**Provided records:**
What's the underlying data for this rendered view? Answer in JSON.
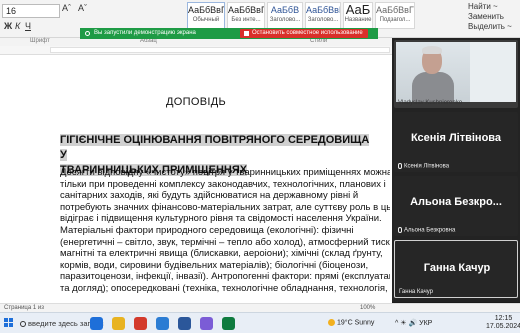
{
  "ribbon": {
    "font_name": "",
    "font_size": "16",
    "format_buttons": [
      "Aˆ",
      "Aˇ"
    ],
    "bottom_labels": [
      "Ж",
      "К",
      "Ч"
    ],
    "styles": [
      {
        "sample": "АаБбВвГг,",
        "name": "Обычный"
      },
      {
        "sample": "АаБбВвГг,",
        "name": "Без инте..."
      },
      {
        "sample": "АаБбВ",
        "name": "Заголово..."
      },
      {
        "sample": "АаБбВвГ",
        "name": "Заголово..."
      },
      {
        "sample": "АаБ",
        "name": "Название"
      },
      {
        "sample": "АаБбВвГг",
        "name": "Подзагол..."
      }
    ],
    "right_items": [
      "Найти ~",
      "Заменить",
      "Выделить ~"
    ],
    "group_labels": [
      "Шрифт",
      "Абзац",
      "Стили"
    ]
  },
  "banner": {
    "demo_text": "Вы запустили демонстрацию экрана",
    "stop_text": "Остановить совместное использование",
    "color": "#1e9b45",
    "stop_color": "#d9302a"
  },
  "document": {
    "title": "ДОПОВІДЬ",
    "heading": [
      "ГІГІЄНІЧНЕ ОЦІНЮВАННЯ ПОВІТРЯНОГО СЕРЕДОВИЩА У",
      "ТВАРИННИЦЬКИХ ПРИМІЩЕННЯХ"
    ],
    "lines": [
      "Досягти відповідну «чистоту» повітря у тваринницьких приміщеннях можна",
      "тільки при проведенні комплексу законодавчих, технологічних, планових і",
      "санітарних заходів, які будуть здійснюватися на державному рівні й",
      "потребують значних фінансово-матеріальних затрат, але суттєву роль в цьому",
      "відіграє і підвищення культурного рівня та свідомості населення України.",
      "Матеріальні фактори природного середовища (екологічні): фізичні",
      "(енергетичні – світло, звук, термічні – тепло або холод), атмосферний тиск,",
      "магнітні та електричні явища (блискавки, аероіони); хімічні (склад ґрунту,",
      "кормів, води, сировини будівельних матеріалів); біологічні (біоценози,",
      "паразитоценози, інфекції, інвазії). Антропогенні фактори: прямі (експлуатація",
      "та догляд); опосередковані (техніка, технологічне обладнання, технологія,"
    ]
  },
  "status": {
    "left": "Страница 1 из",
    "zoom": "100%"
  },
  "participants": [
    {
      "name_big": "",
      "label": "Vladyslav Kushnierenko",
      "video": true
    },
    {
      "name_big": "Ксенія Літвінова",
      "label": "Ксенія Літвінова",
      "video": false
    },
    {
      "name_big": "Альона Безкро...",
      "label": "Альона Безкровна",
      "video": false
    },
    {
      "name_big": "Ганна Качур",
      "label": "Ганна Качур",
      "video": false
    }
  ],
  "taskbar": {
    "search_text": "ввeдите здесь запрос",
    "weather": "19°C  Sunny",
    "lang": "УКР",
    "time": "12:15",
    "date": "17.05.2024",
    "icon_colors": [
      "#1e6fd9",
      "#e8b321",
      "#d33a2c",
      "#2b7cd3",
      "#2b579a",
      "#7b5cd6",
      "#0f7b3f"
    ]
  }
}
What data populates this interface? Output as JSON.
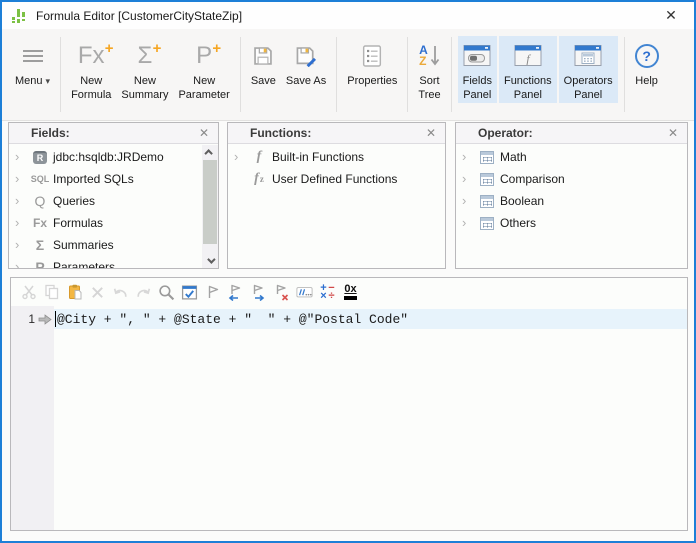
{
  "window": {
    "title": "Formula Editor [CustomerCityStateZip]"
  },
  "toolbar": {
    "menu": {
      "label": "Menu"
    },
    "new_formula": {
      "line1": "New",
      "line2": "Formula"
    },
    "new_summary": {
      "line1": "New",
      "line2": "Summary"
    },
    "new_parameter": {
      "line1": "New",
      "line2": "Parameter"
    },
    "save": {
      "label": "Save"
    },
    "save_as": {
      "label": "Save As"
    },
    "properties": {
      "label": "Properties"
    },
    "sort_tree": {
      "line1": "Sort",
      "line2": "Tree"
    },
    "fields_panel": {
      "line1": "Fields",
      "line2": "Panel"
    },
    "functions_panel": {
      "line1": "Functions",
      "line2": "Panel"
    },
    "operators_panel": {
      "line1": "Operators",
      "line2": "Panel"
    },
    "help": {
      "label": "Help"
    }
  },
  "panels": {
    "fields": {
      "title": "Fields:",
      "items": [
        {
          "icon": "datasource-icon",
          "label": "jdbc:hsqldb:JRDemo"
        },
        {
          "icon": "sql-icon",
          "label": "Imported SQLs"
        },
        {
          "icon": "query-icon",
          "label": "Queries"
        },
        {
          "icon": "formula-icon",
          "label": "Formulas"
        },
        {
          "icon": "summary-icon",
          "label": "Summaries"
        },
        {
          "icon": "parameter-icon",
          "label": "Parameters"
        }
      ]
    },
    "functions": {
      "title": "Functions:",
      "items": [
        {
          "icon": "builtin-function-icon",
          "label": "Built-in Functions"
        },
        {
          "icon": "user-function-icon",
          "label": "User Defined Functions"
        }
      ]
    },
    "operator": {
      "title": "Operator:",
      "items": [
        {
          "icon": "calculator-icon",
          "label": "Math"
        },
        {
          "icon": "calculator-icon",
          "label": "Comparison"
        },
        {
          "icon": "calculator-icon",
          "label": "Boolean"
        },
        {
          "icon": "calculator-icon",
          "label": "Others"
        }
      ]
    }
  },
  "editor": {
    "line_number": "1",
    "formula": "@City + \", \" + @State + \"  \" + @\"Postal Code\""
  },
  "icons": {
    "close": "✕",
    "panel_close": "✕",
    "dropdown_caret": "▾",
    "chevron": "›",
    "plus_badge": "+",
    "new_formula_glyph": "Fx",
    "new_summary_glyph": "Σ",
    "new_parameter_glyph": "P",
    "sort_a": "A",
    "sort_z": "Z",
    "help_glyph": "?",
    "datasource_glyph": "R",
    "sql_glyph": "SQL",
    "query_glyph": "Q",
    "formula_glyph": "Fx",
    "summary_glyph": "Σ",
    "parameter_glyph": "P",
    "function_glyph": "f",
    "user_function_sub": "z",
    "window_fn_glyph": "f",
    "math_plus": "+",
    "math_minus": "−",
    "math_times": "×",
    "math_divide": "÷",
    "hex_glyph": "0x"
  },
  "colors": {
    "accent_blue": "#1d7fd7",
    "icon_blue": "#2e6fd0",
    "orange": "#f5a623",
    "panel_toggle_bg": "#dbe9f7",
    "line_highlight": "#e7f3fb"
  }
}
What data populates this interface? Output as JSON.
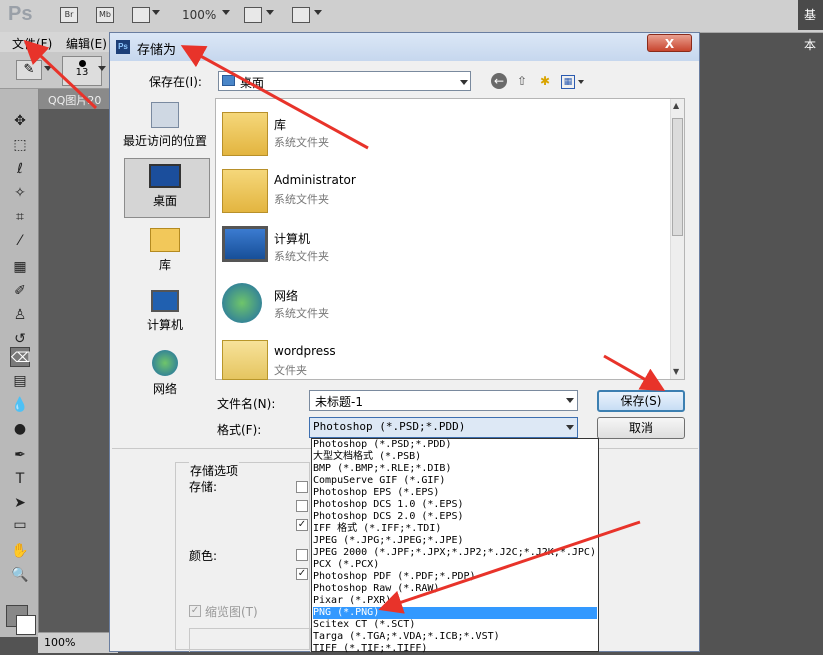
{
  "ps": {
    "logo": "Ps",
    "bridge_label": "Br",
    "minibridge_label": "Mb",
    "zoom": "100%",
    "workspace_label": "基本",
    "menu": [
      "文件(F)",
      "编辑(E)"
    ],
    "brush_size": "13",
    "doc_tab": "QQ图片20",
    "status_zoom": "100%"
  },
  "dialog": {
    "title": "存储为",
    "close_symbol": "X",
    "save_in_label": "保存在(I):",
    "save_in_value": "桌面",
    "places": [
      "最近访问的位置",
      "桌面",
      "库",
      "计算机",
      "网络"
    ],
    "files": [
      {
        "name": "库",
        "type": "系统文件夹"
      },
      {
        "name": "Administrator",
        "type": "系统文件夹"
      },
      {
        "name": "计算机",
        "type": "系统文件夹"
      },
      {
        "name": "网络",
        "type": "系统文件夹"
      },
      {
        "name": "wordpress",
        "type": "文件夹"
      }
    ],
    "filename_label": "文件名(N):",
    "filename_value": "未标题-1",
    "format_label": "格式(F):",
    "format_value": "Photoshop (*.PSD;*.PDD)",
    "save_button": "保存(S)",
    "cancel_button": "取消",
    "options_title": "存储选项",
    "store_label": "存储:",
    "color_label": "颜色:",
    "thumbnail_label": "缩览图(T)",
    "format_options": [
      "Photoshop (*.PSD;*.PDD)",
      "大型文档格式 (*.PSB)",
      "BMP (*.BMP;*.RLE;*.DIB)",
      "CompuServe GIF (*.GIF)",
      "Photoshop EPS (*.EPS)",
      "Photoshop DCS 1.0 (*.EPS)",
      "Photoshop DCS 2.0 (*.EPS)",
      "IFF 格式 (*.IFF;*.TDI)",
      "JPEG (*.JPG;*.JPEG;*.JPE)",
      "JPEG 2000 (*.JPF;*.JPX;*.JP2;*.J2C;*.J2K;*.JPC)",
      "PCX (*.PCX)",
      "Photoshop PDF (*.PDF;*.PDP)",
      "Photoshop Raw (*.RAW)",
      "Pixar (*.PXR)",
      "PNG (*.PNG)",
      "Scitex CT (*.SCT)",
      "Targa (*.TGA;*.VDA;*.ICB;*.VST)",
      "TIFF (*.TIF;*.TIFF)"
    ],
    "selected_format_index": 14
  },
  "colors": {
    "annotation_arrow": "#e8332a",
    "selection_blue": "#3399ff"
  }
}
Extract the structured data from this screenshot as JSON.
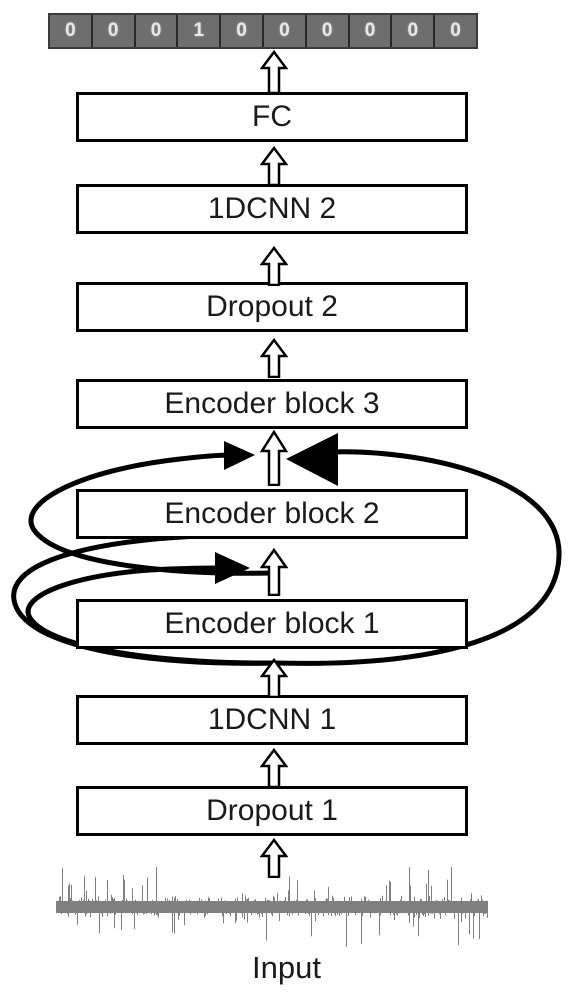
{
  "figure": {
    "type": "neural-network-architecture-diagram",
    "orientation": "bottom-to-top dataflow"
  },
  "output_vector": {
    "name": "one-hot output vector",
    "length": 10,
    "cells": [
      "0",
      "0",
      "0",
      "1",
      "0",
      "0",
      "0",
      "0",
      "0",
      "0"
    ],
    "fill_color": "#6e6e6e",
    "text_color": "#e8e8e8"
  },
  "stages": [
    {
      "id": "fc",
      "label": "FC"
    },
    {
      "id": "cnn2",
      "label": "1DCNN 2"
    },
    {
      "id": "drop2",
      "label": "Dropout 2"
    },
    {
      "id": "enc3",
      "label": "Encoder block 3"
    },
    {
      "id": "enc2",
      "label": "Encoder block 2"
    },
    {
      "id": "enc1",
      "label": "Encoder block 1"
    },
    {
      "id": "cnn1",
      "label": "1DCNN 1"
    },
    {
      "id": "drop1",
      "label": "Dropout 1"
    }
  ],
  "input": {
    "label": "Input",
    "signal_description": "noisy 1-D vibration signal trace",
    "signal_color": "#808080"
  },
  "connections": {
    "flow_arrow_style": "hollow block arrow pointing up",
    "skip_arrow_style": "solid filled triangular arrowhead",
    "skip_connections": [
      {
        "from": "below Encoder block 1",
        "to": "above Encoder block 1"
      },
      {
        "from": "below Encoder block 2",
        "to": "above Encoder block 2"
      }
    ]
  },
  "colors": {
    "outline": "#000000",
    "background": "#ffffff",
    "bar_fill": "#6e6e6e"
  }
}
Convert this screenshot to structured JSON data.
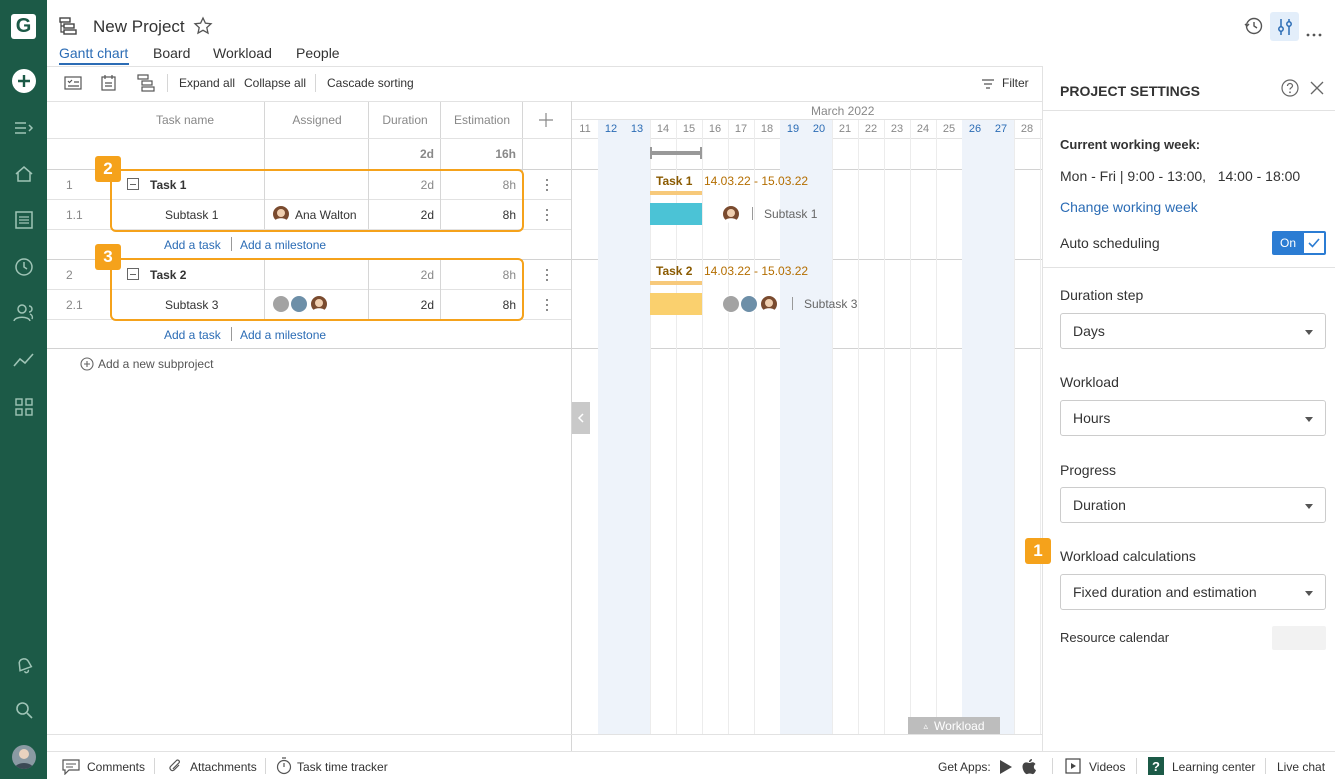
{
  "app": {
    "logo_letter": "G",
    "project_title": "New Project"
  },
  "tabs": [
    {
      "label": "Gantt chart",
      "active": true
    },
    {
      "label": "Board"
    },
    {
      "label": "Workload"
    },
    {
      "label": "People"
    }
  ],
  "toolbar": {
    "expand_all": "Expand all",
    "collapse_all": "Collapse all",
    "cascade_sorting": "Cascade sorting",
    "filter": "Filter"
  },
  "grid": {
    "headers": {
      "task_name": "Task name",
      "assigned": "Assigned",
      "duration": "Duration",
      "estimation": "Estimation"
    },
    "summary": {
      "duration": "2d",
      "estimation": "16h"
    },
    "rows": [
      {
        "num": "1",
        "name": "Task 1",
        "duration": "2d",
        "estimation": "8h"
      },
      {
        "num": "1.1",
        "name": "Subtask 1",
        "assigned": "Ana Walton",
        "duration": "2d",
        "estimation": "8h"
      },
      {
        "num": "2",
        "name": "Task 2",
        "duration": "2d",
        "estimation": "8h"
      },
      {
        "num": "2.1",
        "name": "Subtask 3",
        "duration": "2d",
        "estimation": "8h"
      }
    ],
    "add_task": "Add a task",
    "add_milestone": "Add a milestone",
    "add_subproject": "Add a new subproject"
  },
  "badges": [
    "1",
    "2",
    "3"
  ],
  "gantt": {
    "month": "March 2022",
    "days": [
      "11",
      "12",
      "13",
      "14",
      "15",
      "16",
      "17",
      "18",
      "19",
      "20",
      "21",
      "22",
      "23",
      "24",
      "25",
      "26",
      "27",
      "28"
    ],
    "weekend_days": [
      "12",
      "13",
      "19",
      "20",
      "26",
      "27"
    ],
    "task1_label": "Task 1",
    "task1_dates": "14.03.22 - 15.03.22",
    "subtask1_label": "Subtask 1",
    "task2_label": "Task 2",
    "task2_dates": "14.03.22 - 15.03.22",
    "subtask3_label": "Subtask 3",
    "workload_button": "Workload",
    "colors": {
      "subtask1": "#4bc3d6",
      "subtask3": "#fad06e",
      "task": "#f7c97a",
      "summary": "#999999"
    }
  },
  "settings": {
    "title": "PROJECT SETTINGS",
    "working_week_label": "Current working week:",
    "working_week_value": "Mon - Fri | 9:00 - 13:00,   14:00 - 18:00",
    "change_working_week": "Change working week",
    "auto_scheduling_label": "Auto scheduling",
    "auto_scheduling_toggle": "On",
    "duration_step_label": "Duration step",
    "duration_step_value": "Days",
    "workload_label": "Workload",
    "workload_value": "Hours",
    "progress_label": "Progress",
    "progress_value": "Duration",
    "workload_calc_label": "Workload calculations",
    "workload_calc_value": "Fixed duration and estimation",
    "resource_calendar_label": "Resource calendar"
  },
  "footer": {
    "comments": "Comments",
    "attachments": "Attachments",
    "time_tracker": "Task time tracker",
    "get_apps": "Get Apps:",
    "videos": "Videos",
    "learning_center": "Learning center",
    "live_chat": "Live chat"
  },
  "accent_color": "#f5a21b",
  "brand_color": "#1c5a47"
}
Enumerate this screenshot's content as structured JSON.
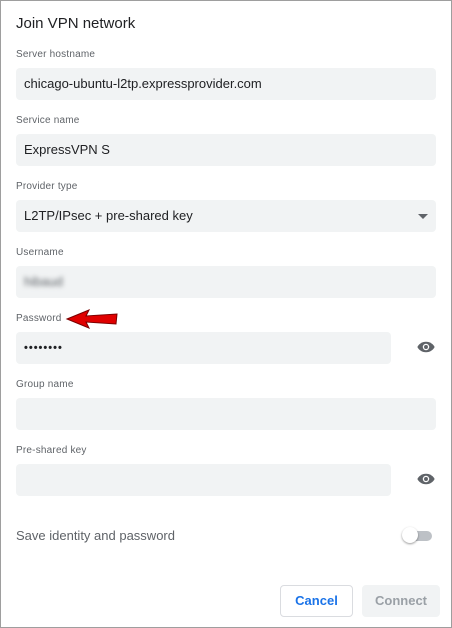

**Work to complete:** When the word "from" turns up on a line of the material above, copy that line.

**Problem solution:**
Extract the structured data from this screenshot as JSON.
        "from": "below Encoder block 1",
        "from": "below Encoder block 2",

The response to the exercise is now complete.